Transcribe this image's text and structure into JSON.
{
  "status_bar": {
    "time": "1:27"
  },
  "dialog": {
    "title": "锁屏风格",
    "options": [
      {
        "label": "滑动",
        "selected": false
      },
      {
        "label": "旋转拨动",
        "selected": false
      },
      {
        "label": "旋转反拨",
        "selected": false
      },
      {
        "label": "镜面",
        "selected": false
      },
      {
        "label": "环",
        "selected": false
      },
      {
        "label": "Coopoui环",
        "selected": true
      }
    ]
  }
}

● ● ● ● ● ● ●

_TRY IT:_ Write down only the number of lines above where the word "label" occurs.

_WRITTEN RESPONSE:_ 6